**EXERCISE**
Lines with the word "name" are the answer; copy each of them from the data below.

(RECORDS SUPPLIED Opens)

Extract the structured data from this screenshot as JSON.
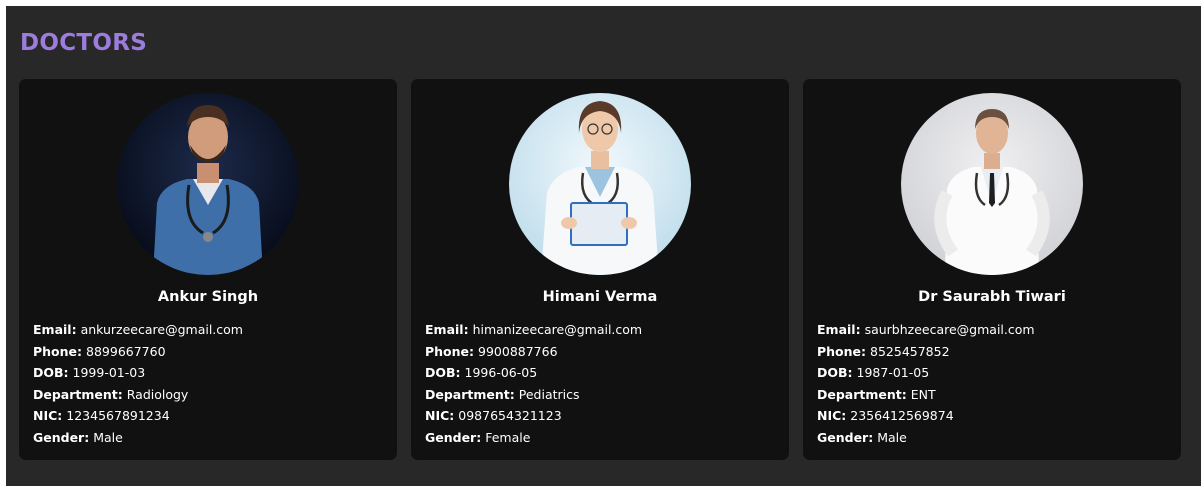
{
  "page": {
    "title": "DOCTORS"
  },
  "doctors": [
    {
      "name": "Ankur Singh",
      "email": "ankurzeecare@gmail.com",
      "phone": "8899667760",
      "dob": "1999-01-03",
      "department": "Radiology",
      "nic": "1234567891234",
      "gender": "Male"
    },
    {
      "name": "Himani Verma",
      "email": "himanizeecare@gmail.com",
      "phone": "9900887766",
      "dob": "1996-06-05",
      "department": "Pediatrics",
      "nic": "0987654321123",
      "gender": "Female"
    },
    {
      "name": "Dr Saurabh Tiwari",
      "email": "saurbhzeecare@gmail.com",
      "phone": "8525457852",
      "dob": "1987-01-05",
      "department": "ENT",
      "nic": "2356412569874",
      "gender": "Male"
    }
  ],
  "labels": {
    "email": "Email:",
    "phone": "Phone:",
    "dob": "DOB:",
    "department": "Department:",
    "nic": "NIC:",
    "gender": "Gender:"
  },
  "colors": {
    "background": "#282828",
    "card": "#111111",
    "title": "#9c7cdc",
    "text": "#ffffff"
  }
}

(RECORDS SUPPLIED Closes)

**WRITTEN RESPONSE**
      "name": "Ankur Singh",
      "name": "Himani Verma",
      "name": "Dr Saurabh Tiwari",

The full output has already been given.